China Property Market VisionOwing to the slowdown in economic growth, weakening external demand and persistent implementation of stringent controls over the residential market, China’s property market got a rough start in the year of 2012, with nationwide home sales in the first four months tumbling nearly 12% on a yearly basis. However, in the wake of the weaker-than-expected GDP growth rate of 7.6% in Q2 2012 (the lowest in 3 years), which had exacerbated fears of a hard landing of the economy, the Chinese Government in mid-2012 started to fine-tune her housing policies in order to bolster the market sentiment. These included back-to-back interest rate cuts in June and July, three reductions in Reserve Requirement Ratio since late 2011, as well as the provision of preferential mortgage rates for first-time homebuyers. As a result, the buying sentiment in the property market was gradually improved and home prices began to bottom out in the second half of the year. In December, the average home price observed its first year-on-year increase over the past nine months, according to data from China Index Academy.

Entering 2013, the new leadership of China is expected to inherit all the existing housing measures, and it will continue its effort to support housing demand from low income households and first-time homebuyers. In mid-December, the Government issued a statement following a two-day Central Economic Work Conference in Beijing, reiterating her determination to build more affordable housings, as well as to push forward urbanisation and boost both public and private investment. About 6 million of affordable housing units will start construction in 2013 and 4.6 million units will be completed within this year, said Jiang Weixin, the Housing and Urban-Rural Development Minister.

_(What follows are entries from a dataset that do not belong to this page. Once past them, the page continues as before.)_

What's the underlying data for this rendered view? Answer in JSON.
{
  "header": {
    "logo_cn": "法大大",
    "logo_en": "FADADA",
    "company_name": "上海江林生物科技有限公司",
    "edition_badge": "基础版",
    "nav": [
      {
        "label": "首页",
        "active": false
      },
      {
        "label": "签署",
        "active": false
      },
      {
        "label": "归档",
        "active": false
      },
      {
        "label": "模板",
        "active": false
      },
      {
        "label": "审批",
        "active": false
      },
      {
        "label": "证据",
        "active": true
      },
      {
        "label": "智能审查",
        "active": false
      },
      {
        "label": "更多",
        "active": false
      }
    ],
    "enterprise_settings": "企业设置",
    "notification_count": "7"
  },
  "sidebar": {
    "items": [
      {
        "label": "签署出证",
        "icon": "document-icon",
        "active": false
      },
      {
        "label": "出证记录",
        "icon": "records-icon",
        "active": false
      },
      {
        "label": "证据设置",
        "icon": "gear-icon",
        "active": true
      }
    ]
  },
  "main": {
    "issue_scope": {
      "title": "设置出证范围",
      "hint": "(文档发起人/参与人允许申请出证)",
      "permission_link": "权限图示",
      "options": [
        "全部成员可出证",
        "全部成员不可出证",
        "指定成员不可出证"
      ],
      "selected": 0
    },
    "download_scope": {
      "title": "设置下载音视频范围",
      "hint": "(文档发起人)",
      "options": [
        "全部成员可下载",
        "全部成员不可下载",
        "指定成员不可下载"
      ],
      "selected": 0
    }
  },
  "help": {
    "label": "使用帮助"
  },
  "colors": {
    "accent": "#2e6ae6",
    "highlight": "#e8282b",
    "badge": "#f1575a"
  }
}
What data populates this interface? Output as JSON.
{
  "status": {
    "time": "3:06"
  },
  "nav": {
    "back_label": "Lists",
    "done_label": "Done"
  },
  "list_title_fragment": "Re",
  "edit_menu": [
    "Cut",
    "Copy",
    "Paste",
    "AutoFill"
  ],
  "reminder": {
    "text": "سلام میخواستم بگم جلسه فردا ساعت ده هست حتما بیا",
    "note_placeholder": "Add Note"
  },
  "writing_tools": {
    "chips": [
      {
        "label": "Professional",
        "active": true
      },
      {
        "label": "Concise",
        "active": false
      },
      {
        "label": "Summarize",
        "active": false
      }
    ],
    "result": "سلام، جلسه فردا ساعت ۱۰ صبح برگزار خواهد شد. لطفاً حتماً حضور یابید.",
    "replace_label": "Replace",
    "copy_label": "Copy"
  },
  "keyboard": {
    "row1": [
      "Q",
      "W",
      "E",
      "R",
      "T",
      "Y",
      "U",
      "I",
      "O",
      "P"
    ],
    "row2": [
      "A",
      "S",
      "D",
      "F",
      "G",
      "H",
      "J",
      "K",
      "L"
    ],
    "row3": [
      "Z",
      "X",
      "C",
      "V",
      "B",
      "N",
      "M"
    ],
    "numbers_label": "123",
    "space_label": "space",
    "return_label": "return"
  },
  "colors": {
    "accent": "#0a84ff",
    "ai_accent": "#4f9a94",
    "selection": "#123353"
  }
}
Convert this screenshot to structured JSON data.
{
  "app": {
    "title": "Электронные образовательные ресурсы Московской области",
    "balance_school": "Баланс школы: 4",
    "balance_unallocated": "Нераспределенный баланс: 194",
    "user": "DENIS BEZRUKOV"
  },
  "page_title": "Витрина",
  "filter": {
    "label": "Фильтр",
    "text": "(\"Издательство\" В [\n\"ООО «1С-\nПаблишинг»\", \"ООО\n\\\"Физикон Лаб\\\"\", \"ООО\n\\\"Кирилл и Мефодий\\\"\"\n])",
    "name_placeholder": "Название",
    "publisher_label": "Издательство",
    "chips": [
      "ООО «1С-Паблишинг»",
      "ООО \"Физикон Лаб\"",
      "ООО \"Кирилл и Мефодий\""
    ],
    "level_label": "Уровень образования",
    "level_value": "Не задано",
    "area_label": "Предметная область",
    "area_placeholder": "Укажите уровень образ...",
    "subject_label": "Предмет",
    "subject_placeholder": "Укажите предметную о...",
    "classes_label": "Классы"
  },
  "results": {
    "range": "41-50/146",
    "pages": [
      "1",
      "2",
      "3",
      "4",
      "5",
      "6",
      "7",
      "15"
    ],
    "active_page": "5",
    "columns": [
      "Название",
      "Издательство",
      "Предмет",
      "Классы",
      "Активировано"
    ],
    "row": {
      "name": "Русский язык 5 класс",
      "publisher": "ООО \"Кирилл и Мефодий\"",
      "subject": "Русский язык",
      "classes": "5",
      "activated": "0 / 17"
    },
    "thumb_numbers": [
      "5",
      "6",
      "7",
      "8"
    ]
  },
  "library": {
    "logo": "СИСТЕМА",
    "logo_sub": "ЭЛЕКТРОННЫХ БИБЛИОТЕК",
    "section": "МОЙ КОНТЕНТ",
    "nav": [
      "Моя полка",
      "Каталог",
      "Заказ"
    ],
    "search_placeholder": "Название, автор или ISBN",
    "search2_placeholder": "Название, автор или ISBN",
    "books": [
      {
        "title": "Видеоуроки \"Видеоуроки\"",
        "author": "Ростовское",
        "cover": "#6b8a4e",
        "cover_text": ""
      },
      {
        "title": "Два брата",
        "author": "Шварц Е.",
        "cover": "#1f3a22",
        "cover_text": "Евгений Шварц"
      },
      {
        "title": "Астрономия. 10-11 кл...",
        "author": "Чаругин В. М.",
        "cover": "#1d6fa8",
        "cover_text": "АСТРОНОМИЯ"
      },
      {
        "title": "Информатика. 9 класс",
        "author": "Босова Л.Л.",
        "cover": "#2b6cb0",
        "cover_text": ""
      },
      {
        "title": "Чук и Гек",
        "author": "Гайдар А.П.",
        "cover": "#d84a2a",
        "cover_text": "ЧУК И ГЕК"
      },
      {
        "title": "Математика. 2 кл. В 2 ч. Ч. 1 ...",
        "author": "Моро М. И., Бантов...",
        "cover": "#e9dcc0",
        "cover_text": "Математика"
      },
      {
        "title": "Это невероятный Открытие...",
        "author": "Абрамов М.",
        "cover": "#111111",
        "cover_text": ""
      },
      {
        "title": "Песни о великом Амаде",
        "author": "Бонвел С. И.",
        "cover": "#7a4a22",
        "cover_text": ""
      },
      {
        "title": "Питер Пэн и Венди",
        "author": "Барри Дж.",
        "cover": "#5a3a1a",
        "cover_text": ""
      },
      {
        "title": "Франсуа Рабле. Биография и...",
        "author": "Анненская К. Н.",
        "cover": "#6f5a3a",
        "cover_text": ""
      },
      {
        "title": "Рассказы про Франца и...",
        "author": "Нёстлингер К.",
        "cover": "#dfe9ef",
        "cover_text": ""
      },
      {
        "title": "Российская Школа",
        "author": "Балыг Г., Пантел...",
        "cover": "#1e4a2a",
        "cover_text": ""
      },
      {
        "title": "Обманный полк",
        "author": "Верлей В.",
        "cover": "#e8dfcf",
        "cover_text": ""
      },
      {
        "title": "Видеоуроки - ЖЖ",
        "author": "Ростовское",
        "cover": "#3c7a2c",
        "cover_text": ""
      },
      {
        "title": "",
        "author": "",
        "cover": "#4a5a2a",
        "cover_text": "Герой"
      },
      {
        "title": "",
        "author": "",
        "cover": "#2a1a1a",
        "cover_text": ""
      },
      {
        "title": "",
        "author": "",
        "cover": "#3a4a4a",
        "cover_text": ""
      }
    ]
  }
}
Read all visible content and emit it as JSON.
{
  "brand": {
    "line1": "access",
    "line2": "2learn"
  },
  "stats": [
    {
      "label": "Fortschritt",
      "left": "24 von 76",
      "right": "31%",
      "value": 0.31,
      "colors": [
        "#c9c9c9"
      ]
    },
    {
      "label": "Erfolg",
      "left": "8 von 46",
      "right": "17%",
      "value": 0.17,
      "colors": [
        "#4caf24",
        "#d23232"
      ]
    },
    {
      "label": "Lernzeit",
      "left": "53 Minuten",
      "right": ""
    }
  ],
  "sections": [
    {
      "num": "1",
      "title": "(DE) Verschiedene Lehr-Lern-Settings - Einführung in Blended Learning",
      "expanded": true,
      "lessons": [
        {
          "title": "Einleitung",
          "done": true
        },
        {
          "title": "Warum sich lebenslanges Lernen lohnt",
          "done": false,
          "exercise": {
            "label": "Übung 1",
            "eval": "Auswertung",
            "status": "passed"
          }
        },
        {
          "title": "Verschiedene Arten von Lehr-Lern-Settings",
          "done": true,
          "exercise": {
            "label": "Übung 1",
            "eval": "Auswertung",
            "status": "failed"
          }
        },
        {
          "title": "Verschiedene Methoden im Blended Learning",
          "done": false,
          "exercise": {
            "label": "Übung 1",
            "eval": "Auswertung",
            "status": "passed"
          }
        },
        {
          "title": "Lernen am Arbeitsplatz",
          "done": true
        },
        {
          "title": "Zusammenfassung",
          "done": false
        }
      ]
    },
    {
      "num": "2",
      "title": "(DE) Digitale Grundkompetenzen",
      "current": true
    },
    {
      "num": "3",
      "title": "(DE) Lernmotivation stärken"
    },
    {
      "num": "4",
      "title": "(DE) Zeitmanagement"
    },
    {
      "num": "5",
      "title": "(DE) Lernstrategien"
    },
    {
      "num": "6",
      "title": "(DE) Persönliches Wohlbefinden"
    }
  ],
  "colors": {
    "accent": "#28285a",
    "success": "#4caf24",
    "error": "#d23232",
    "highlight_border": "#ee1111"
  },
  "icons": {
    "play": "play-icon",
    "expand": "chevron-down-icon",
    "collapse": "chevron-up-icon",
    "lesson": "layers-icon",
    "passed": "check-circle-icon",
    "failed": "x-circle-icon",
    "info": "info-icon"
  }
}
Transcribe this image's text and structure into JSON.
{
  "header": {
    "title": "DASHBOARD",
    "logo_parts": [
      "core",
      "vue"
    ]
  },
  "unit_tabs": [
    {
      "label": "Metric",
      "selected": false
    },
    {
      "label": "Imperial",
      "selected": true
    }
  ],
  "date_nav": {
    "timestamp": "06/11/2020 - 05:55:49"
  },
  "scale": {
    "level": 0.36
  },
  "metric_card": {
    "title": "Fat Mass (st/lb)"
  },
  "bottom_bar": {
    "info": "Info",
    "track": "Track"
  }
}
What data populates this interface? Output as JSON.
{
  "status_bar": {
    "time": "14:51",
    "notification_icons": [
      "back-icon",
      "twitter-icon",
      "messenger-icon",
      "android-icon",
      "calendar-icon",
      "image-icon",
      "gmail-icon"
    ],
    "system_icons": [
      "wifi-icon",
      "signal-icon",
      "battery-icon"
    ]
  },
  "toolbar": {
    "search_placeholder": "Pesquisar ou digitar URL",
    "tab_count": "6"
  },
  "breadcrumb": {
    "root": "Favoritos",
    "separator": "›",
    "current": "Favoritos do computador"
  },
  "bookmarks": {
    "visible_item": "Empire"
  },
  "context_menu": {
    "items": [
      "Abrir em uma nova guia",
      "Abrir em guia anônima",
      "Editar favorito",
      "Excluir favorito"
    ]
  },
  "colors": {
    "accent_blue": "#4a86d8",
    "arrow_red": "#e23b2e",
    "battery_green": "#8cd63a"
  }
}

Some recent statistics also show signs of improvement in the Chinese economy. HSBC Flash Purchasing Manager’s Index (PMI) in December reached a 19-month high at 51.5, after 50.5 in November, indicating a two straight months of expansion in the manufacturing sector. China’s GDP growth, on the other hand, is estimated to rebound to 7.8% in Q4 2012 from Q3’s 7.4%, according to a Reuters poll.

As the Chinese economy gradually stabilises and home sales continue to rebound, more economists forecast a brighter outlook for the property market in 2013. Another market report expects China’s home prices may further climb up by 3% to 5% this year. In a recent survey conducted by China Academy of Social Science (CASS) among over 100 economists and entrepreneurs, nearly 60% of respondents hold optimistic views for property market in 2013. Nevertheless, a massive rebound across the country is unlikely to be seen, given the current housing measures which are believed to remain the same.